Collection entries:
>>>

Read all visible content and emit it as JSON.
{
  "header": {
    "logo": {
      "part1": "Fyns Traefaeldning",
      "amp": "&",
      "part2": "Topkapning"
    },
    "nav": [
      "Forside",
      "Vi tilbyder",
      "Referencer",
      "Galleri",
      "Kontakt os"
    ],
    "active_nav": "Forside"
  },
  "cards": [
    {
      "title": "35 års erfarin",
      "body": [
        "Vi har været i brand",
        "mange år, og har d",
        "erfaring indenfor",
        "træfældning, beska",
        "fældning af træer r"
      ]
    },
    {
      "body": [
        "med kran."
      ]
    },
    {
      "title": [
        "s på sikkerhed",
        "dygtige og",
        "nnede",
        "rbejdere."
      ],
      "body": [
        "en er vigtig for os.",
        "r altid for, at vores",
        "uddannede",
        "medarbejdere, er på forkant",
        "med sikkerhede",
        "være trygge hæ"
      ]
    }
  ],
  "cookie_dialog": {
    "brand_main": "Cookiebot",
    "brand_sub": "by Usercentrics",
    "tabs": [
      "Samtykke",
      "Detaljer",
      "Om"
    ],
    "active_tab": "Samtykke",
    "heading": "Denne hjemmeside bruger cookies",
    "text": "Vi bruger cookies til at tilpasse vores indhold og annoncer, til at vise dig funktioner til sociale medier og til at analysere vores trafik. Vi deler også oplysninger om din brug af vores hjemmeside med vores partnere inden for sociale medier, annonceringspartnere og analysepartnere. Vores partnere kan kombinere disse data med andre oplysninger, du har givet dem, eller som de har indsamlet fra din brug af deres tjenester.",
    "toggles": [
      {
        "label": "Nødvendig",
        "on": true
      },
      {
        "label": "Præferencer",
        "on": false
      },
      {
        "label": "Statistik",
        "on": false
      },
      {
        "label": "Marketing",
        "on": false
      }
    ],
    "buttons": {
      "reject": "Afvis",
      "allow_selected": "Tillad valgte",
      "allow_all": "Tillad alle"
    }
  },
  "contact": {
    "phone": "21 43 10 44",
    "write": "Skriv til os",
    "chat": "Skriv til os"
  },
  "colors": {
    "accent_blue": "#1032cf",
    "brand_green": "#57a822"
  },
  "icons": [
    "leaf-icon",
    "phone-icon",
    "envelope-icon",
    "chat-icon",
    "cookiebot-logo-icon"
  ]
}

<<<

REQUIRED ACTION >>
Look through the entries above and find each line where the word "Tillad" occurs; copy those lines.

RESULT OF THE EXERCISE >>
      "allow_selected": "Tillad valgte",
      "allow_all": "Tillad alle"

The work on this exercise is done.